But Northcutt made a pragmatic choice in middle school to turn her full attention to tennis.

"I decided to go to tennis because that would be way easier to do in college than getting a scholarship in equestrian would have been," she said.

Northcutt dropped out of traditional schooling in seventh and eighth grade so she could fill her schedule traveling to tennis tournaments.

"I feel like if I hadn't focused on it so much, I wouldn't (have been so successful)," Northcutt said. "I was missing way too much school."

Now she's focused on balancing school and tennis as she moves on to Samford.

Northcutt spent the early part of this week at Samford, sitting through college orientation and registering for classes. She picked the Alabama school over Elon to continue playing tennis for the team and the school's Christian philosophy.

"I know it's hard for college students to stay connected through church and that's important to me," she said. "The coach and the girls on the team had a big factor."

It was her four years playing high school tennis that taught Northcutt the importance and the enjoyment of a team even int the hyper-individual world of tennis.

"It's much more nerve-racking when you are on a team, it makes you more nervous," Northcutt said. "When you lose in junior tennis, you are only disappointed in yourself. When you lose in high school tennis you put so much pressure on yourself.
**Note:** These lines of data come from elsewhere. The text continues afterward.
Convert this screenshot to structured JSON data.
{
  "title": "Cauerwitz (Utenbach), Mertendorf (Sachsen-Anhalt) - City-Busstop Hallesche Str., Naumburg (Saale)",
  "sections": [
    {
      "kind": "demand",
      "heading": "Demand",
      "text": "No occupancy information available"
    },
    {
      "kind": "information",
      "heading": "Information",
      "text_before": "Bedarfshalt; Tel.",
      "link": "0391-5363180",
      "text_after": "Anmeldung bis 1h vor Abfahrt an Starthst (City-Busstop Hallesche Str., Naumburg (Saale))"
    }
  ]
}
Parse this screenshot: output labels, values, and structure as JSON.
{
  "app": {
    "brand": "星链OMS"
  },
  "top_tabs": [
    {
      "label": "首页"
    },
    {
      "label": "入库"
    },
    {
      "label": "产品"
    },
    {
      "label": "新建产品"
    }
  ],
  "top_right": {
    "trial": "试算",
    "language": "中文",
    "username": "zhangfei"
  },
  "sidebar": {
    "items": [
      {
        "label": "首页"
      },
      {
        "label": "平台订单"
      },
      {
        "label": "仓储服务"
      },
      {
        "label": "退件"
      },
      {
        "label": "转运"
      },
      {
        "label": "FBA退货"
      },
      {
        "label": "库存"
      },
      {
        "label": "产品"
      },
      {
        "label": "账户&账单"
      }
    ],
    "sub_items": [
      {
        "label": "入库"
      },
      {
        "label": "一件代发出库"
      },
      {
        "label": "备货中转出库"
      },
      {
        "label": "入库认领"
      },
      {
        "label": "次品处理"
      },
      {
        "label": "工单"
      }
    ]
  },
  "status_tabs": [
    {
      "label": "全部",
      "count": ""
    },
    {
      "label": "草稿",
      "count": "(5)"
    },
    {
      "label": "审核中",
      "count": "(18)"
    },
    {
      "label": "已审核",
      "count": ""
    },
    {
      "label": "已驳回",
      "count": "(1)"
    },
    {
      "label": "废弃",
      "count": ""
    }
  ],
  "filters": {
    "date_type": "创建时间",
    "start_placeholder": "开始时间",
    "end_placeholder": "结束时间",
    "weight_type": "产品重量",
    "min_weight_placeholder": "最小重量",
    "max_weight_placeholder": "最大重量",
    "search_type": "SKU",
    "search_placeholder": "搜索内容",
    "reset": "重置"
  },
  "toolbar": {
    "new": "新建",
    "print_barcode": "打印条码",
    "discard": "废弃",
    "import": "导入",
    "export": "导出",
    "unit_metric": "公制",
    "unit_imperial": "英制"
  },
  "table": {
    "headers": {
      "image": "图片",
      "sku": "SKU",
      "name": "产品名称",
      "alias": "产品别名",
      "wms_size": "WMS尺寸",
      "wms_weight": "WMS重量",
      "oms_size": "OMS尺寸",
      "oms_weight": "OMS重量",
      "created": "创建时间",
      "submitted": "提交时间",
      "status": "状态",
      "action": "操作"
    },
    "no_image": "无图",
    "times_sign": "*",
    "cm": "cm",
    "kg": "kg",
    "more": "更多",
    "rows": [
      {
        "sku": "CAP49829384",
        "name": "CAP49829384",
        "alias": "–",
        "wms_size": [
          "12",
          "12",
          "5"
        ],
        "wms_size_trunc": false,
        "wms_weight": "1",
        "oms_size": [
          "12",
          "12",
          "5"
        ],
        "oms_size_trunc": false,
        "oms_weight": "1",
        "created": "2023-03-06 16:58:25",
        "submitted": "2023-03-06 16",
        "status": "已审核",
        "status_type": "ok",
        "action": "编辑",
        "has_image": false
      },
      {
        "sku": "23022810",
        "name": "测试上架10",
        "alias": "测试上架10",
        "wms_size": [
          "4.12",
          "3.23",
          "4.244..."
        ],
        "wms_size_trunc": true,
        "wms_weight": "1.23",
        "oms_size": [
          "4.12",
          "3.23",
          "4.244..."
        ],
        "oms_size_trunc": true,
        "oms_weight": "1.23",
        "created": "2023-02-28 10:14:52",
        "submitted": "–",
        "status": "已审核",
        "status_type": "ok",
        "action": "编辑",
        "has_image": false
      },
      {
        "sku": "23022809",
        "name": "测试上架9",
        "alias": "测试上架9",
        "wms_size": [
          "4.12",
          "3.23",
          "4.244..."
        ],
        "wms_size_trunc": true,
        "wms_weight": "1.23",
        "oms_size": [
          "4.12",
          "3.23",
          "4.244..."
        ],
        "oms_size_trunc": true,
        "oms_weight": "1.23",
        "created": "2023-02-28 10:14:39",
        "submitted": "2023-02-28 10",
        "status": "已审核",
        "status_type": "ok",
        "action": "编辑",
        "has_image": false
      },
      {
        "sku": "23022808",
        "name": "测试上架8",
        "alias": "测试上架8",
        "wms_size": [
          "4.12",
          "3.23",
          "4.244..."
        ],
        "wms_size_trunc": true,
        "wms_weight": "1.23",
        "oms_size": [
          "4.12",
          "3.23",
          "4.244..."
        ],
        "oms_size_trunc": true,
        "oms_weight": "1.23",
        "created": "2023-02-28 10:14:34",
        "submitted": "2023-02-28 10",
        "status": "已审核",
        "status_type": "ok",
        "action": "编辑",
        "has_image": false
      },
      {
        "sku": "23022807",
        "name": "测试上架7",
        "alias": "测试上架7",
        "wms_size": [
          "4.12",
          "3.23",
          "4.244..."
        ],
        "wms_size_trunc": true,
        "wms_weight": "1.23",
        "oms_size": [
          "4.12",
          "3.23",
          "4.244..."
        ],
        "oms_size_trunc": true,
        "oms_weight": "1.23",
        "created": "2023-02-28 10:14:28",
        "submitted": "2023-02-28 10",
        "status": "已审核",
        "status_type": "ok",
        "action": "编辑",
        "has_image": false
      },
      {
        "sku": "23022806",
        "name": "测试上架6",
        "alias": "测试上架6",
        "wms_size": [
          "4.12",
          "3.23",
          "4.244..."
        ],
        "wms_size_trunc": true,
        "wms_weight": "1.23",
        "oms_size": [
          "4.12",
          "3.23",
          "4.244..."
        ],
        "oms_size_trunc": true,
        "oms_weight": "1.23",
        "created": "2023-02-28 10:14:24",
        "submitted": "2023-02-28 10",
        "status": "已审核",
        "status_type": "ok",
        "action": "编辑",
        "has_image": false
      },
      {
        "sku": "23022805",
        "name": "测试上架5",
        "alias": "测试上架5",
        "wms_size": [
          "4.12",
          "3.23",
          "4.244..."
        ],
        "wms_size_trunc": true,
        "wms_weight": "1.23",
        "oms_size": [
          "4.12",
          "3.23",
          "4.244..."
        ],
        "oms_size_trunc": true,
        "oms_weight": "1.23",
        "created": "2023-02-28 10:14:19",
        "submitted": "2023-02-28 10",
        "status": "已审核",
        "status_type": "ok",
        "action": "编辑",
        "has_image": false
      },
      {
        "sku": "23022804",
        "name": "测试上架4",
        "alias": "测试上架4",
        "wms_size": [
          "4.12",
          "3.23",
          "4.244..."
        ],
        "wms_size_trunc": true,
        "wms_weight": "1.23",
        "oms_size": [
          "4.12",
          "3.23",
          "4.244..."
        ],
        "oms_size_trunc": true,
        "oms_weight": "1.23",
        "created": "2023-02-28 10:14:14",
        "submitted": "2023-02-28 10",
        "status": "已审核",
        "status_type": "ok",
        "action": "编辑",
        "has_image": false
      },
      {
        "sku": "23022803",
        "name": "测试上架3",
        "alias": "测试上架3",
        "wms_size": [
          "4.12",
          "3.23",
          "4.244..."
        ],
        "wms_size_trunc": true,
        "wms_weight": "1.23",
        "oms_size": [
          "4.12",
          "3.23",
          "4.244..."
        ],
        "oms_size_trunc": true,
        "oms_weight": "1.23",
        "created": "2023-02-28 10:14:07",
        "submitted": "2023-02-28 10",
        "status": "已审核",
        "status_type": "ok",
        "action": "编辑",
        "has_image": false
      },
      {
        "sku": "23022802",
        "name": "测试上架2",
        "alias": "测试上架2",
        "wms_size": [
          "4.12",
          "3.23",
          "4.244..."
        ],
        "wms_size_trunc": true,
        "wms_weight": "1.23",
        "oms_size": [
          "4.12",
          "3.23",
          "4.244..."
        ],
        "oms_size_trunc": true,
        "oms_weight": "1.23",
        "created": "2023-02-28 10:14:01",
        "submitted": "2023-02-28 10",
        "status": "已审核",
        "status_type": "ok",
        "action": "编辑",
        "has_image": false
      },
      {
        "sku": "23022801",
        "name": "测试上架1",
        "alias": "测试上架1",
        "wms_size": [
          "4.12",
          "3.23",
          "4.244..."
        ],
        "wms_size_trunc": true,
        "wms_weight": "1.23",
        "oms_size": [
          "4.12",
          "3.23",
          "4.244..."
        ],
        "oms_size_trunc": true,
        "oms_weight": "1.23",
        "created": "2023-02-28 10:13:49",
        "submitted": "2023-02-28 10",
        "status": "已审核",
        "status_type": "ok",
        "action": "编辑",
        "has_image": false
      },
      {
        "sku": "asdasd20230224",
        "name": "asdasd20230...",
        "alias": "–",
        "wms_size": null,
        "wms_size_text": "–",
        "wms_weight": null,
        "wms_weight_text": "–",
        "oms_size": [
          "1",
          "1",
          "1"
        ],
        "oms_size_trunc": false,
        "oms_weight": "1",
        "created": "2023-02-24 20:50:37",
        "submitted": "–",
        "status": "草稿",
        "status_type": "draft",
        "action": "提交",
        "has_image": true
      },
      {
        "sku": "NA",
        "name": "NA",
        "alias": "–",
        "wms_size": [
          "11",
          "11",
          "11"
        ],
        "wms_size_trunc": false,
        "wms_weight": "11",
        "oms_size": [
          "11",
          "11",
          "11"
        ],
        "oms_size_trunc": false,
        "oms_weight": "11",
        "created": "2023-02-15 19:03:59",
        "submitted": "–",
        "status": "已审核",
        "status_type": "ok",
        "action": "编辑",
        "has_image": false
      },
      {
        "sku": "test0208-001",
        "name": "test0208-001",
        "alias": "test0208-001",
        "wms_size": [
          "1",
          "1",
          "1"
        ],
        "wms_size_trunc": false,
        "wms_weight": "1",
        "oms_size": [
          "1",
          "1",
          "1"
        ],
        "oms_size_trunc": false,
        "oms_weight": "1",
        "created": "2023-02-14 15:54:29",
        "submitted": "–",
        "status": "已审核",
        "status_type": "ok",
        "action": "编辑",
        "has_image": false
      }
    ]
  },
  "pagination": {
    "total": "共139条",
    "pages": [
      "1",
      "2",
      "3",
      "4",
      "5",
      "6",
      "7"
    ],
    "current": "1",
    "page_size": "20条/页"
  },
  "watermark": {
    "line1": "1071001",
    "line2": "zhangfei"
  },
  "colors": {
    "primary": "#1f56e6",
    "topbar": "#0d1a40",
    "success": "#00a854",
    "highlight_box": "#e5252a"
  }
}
"I think it's more fun, definitely. Team tennis is much more fun."

Northcutt remembers watching and cheering during the last match of the state meet as her teammate Abby Owens lost a third-set thriller. The results weren't what any Peachtree Ridge player wanted, but the memory and pressure of team tennis sticks with Northcutt.

"I felt bad for (Owens) more than I felt bad for myself," Northcutt said. "She just got the bad luck and had to be the last one on the court. Bad timing, I guess."

But Northcutt is certain the success she helped establish at Peachtree Ridge will continue with players like Owens returning. And for Northcutt, it's off to another challenge.

"I am really excited," she said of college tennis. "Hopefully, it's team again, so hopefully I'll like it a lot."